West crosses genres with wilful and speedy abandon, taking the listener on an epic quest where the journey is just as enjoyable and unpredictable as the destination.
Rating: 9 / 10
John Walshe, 20 Sep 2007
The savviest producer/rapper on the planet at the moment bar none, Kanye West’s third album, Graduation, is a masterpiece and certainly a contender for album of the year. Sampling everybody from Elton John to Can, Steely Dan to Michael Jackson, West succeeds in creating a rich melting pot of genres, delivered with a style that’s all his own.
Eschewing the ghetto politics, misogynism and gangsta schtick of many of his peers, this middle-class boy (West’s mother chaired the English Department at Chicago State University) has never been afraid to say what’s on his mind: West controversially spoke out against the homophobia inherent in hip-hop and railed against George Dubya in the wake of Katrina.

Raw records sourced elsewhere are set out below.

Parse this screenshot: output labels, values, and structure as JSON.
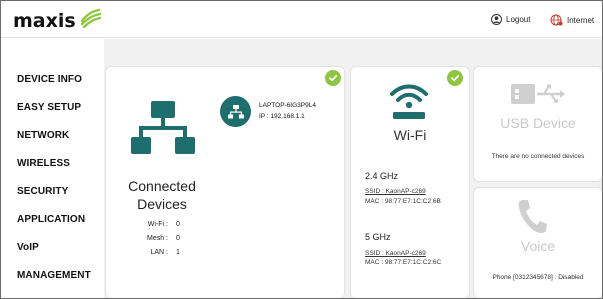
{
  "brand": {
    "logo_text": "maxis",
    "accent": "#8dc63f",
    "teal": "#1e6e6e"
  },
  "header": {
    "logout_label": "Logout",
    "internet_label": "Internet"
  },
  "sidebar": {
    "items": [
      {
        "label": "DEVICE INFO"
      },
      {
        "label": "EASY SETUP"
      },
      {
        "label": "NETWORK"
      },
      {
        "label": "WIRELESS"
      },
      {
        "label": "SECURITY"
      },
      {
        "label": "APPLICATION"
      },
      {
        "label": "VoIP"
      },
      {
        "label": "MANAGEMENT"
      }
    ]
  },
  "connected_devices": {
    "title_line1": "Connected",
    "title_line2": "Devices",
    "status_icon": "check-icon",
    "device": {
      "name": "LAPTOP-6IG3P9L4",
      "ip": "IP : 192.168.1.1"
    },
    "stats": [
      {
        "label": "Wi-Fi :",
        "value": "0"
      },
      {
        "label": "Mesh :",
        "value": "0"
      },
      {
        "label": "LAN :",
        "value": "1"
      }
    ]
  },
  "wifi": {
    "title": "Wi-Fi",
    "status_icon": "check-icon",
    "bands": [
      {
        "band": "2.4 GHz",
        "ssid": "SSID : KaonAP-c269",
        "mac": "MAC : 98:77:E7:1C:C2:6B"
      },
      {
        "band": "5 GHz",
        "ssid": "SSID : KaonAP-c269",
        "mac": "MAC : 98:77:E7:1C:C2:6C"
      }
    ]
  },
  "usb": {
    "title": "USB Device",
    "message": "There are no connected devices"
  },
  "voice": {
    "title": "Voice",
    "message": "Phone [0312345678] : Disabled"
  }
}
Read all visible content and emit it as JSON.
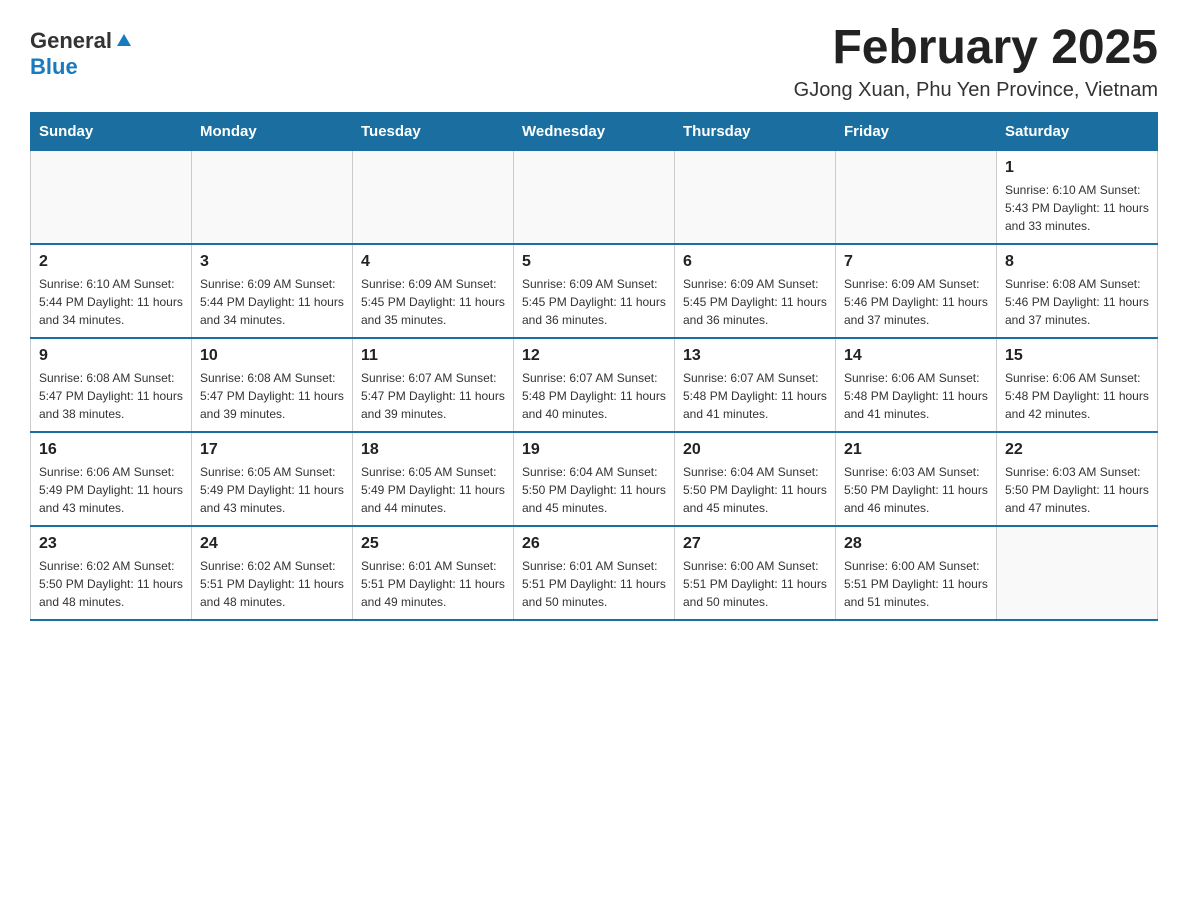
{
  "header": {
    "logo": {
      "general": "General",
      "blue": "Blue",
      "arrow": "▶"
    },
    "title": "February 2025",
    "subtitle": "GJong Xuan, Phu Yen Province, Vietnam"
  },
  "calendar": {
    "days_of_week": [
      "Sunday",
      "Monday",
      "Tuesday",
      "Wednesday",
      "Thursday",
      "Friday",
      "Saturday"
    ],
    "weeks": [
      [
        {
          "day": "",
          "info": ""
        },
        {
          "day": "",
          "info": ""
        },
        {
          "day": "",
          "info": ""
        },
        {
          "day": "",
          "info": ""
        },
        {
          "day": "",
          "info": ""
        },
        {
          "day": "",
          "info": ""
        },
        {
          "day": "1",
          "info": "Sunrise: 6:10 AM\nSunset: 5:43 PM\nDaylight: 11 hours and 33 minutes."
        }
      ],
      [
        {
          "day": "2",
          "info": "Sunrise: 6:10 AM\nSunset: 5:44 PM\nDaylight: 11 hours and 34 minutes."
        },
        {
          "day": "3",
          "info": "Sunrise: 6:09 AM\nSunset: 5:44 PM\nDaylight: 11 hours and 34 minutes."
        },
        {
          "day": "4",
          "info": "Sunrise: 6:09 AM\nSunset: 5:45 PM\nDaylight: 11 hours and 35 minutes."
        },
        {
          "day": "5",
          "info": "Sunrise: 6:09 AM\nSunset: 5:45 PM\nDaylight: 11 hours and 36 minutes."
        },
        {
          "day": "6",
          "info": "Sunrise: 6:09 AM\nSunset: 5:45 PM\nDaylight: 11 hours and 36 minutes."
        },
        {
          "day": "7",
          "info": "Sunrise: 6:09 AM\nSunset: 5:46 PM\nDaylight: 11 hours and 37 minutes."
        },
        {
          "day": "8",
          "info": "Sunrise: 6:08 AM\nSunset: 5:46 PM\nDaylight: 11 hours and 37 minutes."
        }
      ],
      [
        {
          "day": "9",
          "info": "Sunrise: 6:08 AM\nSunset: 5:47 PM\nDaylight: 11 hours and 38 minutes."
        },
        {
          "day": "10",
          "info": "Sunrise: 6:08 AM\nSunset: 5:47 PM\nDaylight: 11 hours and 39 minutes."
        },
        {
          "day": "11",
          "info": "Sunrise: 6:07 AM\nSunset: 5:47 PM\nDaylight: 11 hours and 39 minutes."
        },
        {
          "day": "12",
          "info": "Sunrise: 6:07 AM\nSunset: 5:48 PM\nDaylight: 11 hours and 40 minutes."
        },
        {
          "day": "13",
          "info": "Sunrise: 6:07 AM\nSunset: 5:48 PM\nDaylight: 11 hours and 41 minutes."
        },
        {
          "day": "14",
          "info": "Sunrise: 6:06 AM\nSunset: 5:48 PM\nDaylight: 11 hours and 41 minutes."
        },
        {
          "day": "15",
          "info": "Sunrise: 6:06 AM\nSunset: 5:48 PM\nDaylight: 11 hours and 42 minutes."
        }
      ],
      [
        {
          "day": "16",
          "info": "Sunrise: 6:06 AM\nSunset: 5:49 PM\nDaylight: 11 hours and 43 minutes."
        },
        {
          "day": "17",
          "info": "Sunrise: 6:05 AM\nSunset: 5:49 PM\nDaylight: 11 hours and 43 minutes."
        },
        {
          "day": "18",
          "info": "Sunrise: 6:05 AM\nSunset: 5:49 PM\nDaylight: 11 hours and 44 minutes."
        },
        {
          "day": "19",
          "info": "Sunrise: 6:04 AM\nSunset: 5:50 PM\nDaylight: 11 hours and 45 minutes."
        },
        {
          "day": "20",
          "info": "Sunrise: 6:04 AM\nSunset: 5:50 PM\nDaylight: 11 hours and 45 minutes."
        },
        {
          "day": "21",
          "info": "Sunrise: 6:03 AM\nSunset: 5:50 PM\nDaylight: 11 hours and 46 minutes."
        },
        {
          "day": "22",
          "info": "Sunrise: 6:03 AM\nSunset: 5:50 PM\nDaylight: 11 hours and 47 minutes."
        }
      ],
      [
        {
          "day": "23",
          "info": "Sunrise: 6:02 AM\nSunset: 5:50 PM\nDaylight: 11 hours and 48 minutes."
        },
        {
          "day": "24",
          "info": "Sunrise: 6:02 AM\nSunset: 5:51 PM\nDaylight: 11 hours and 48 minutes."
        },
        {
          "day": "25",
          "info": "Sunrise: 6:01 AM\nSunset: 5:51 PM\nDaylight: 11 hours and 49 minutes."
        },
        {
          "day": "26",
          "info": "Sunrise: 6:01 AM\nSunset: 5:51 PM\nDaylight: 11 hours and 50 minutes."
        },
        {
          "day": "27",
          "info": "Sunrise: 6:00 AM\nSunset: 5:51 PM\nDaylight: 11 hours and 50 minutes."
        },
        {
          "day": "28",
          "info": "Sunrise: 6:00 AM\nSunset: 5:51 PM\nDaylight: 11 hours and 51 minutes."
        },
        {
          "day": "",
          "info": ""
        }
      ]
    ]
  }
}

While his production talents have long been evident, Graduation sees West displaying his street-smart lyrical dexterity in spades, effortlessly combining pop-culture references with more astute insights, mostly into the life of a millionaire celebrity, admittedly. There’s the usual array of chest-beating bravado, where our boy professes to being the best lover/rapper/human being on earth, but it’s served up with enough wry humour and irony that you can get past the narcissism.
Doubtless, you’ve heard the single ‘Stronger’, which borrows liberally from Daft Punk’s ‘Harder, Better, Faster, Stronger’, turning the French duo’s electopop single into a ferociously affirming hip-hop masterclass. What’s astounding is that ‘Stronger’ is far from the best track here. Indeed, the only dud is the forgettable and puerile ‘Drunk And Hot Girls’.
The opening ‘Good Morning’ is glorious: dark, neurotic beats may form the backdrop, but the deliciously cheesy sampling lifts the song firmly into the pop spectrum. The confessional gospel-tinged ‘Everything I Am’ is another highlight, with Kanye waxing philosphically on 2007-era Chicago, referencing everything from the MTV Awards to gang murders, displaying a fine line in self-deprecating humour into the bargain.
The rest of the album varies from full-on soul-r’n’b (‘I Wonder’) to shimmering summertime pop (‘Good Life’, ‘The Glory’). Then there’s the danker, sleazier scuzz-hop of ‘Barry Bonds’, the austere majesty of ‘Big Brother’ and the highly ambitious ‘Homecoming’, which bizarrely features Coldplay’s Chris Martin on co-vocal duty, a more unlikely collaboration you couldn’t have imagined.
It’s this kind of fearlessness that makes Graduation so astounding. There are enough magical musical diversions to warrant an entire tome of references, as West crosses genres with wilful and speedy abandon, taking the listener on an epic quest where the journey is just as enjoyable and unpredictable as the destination.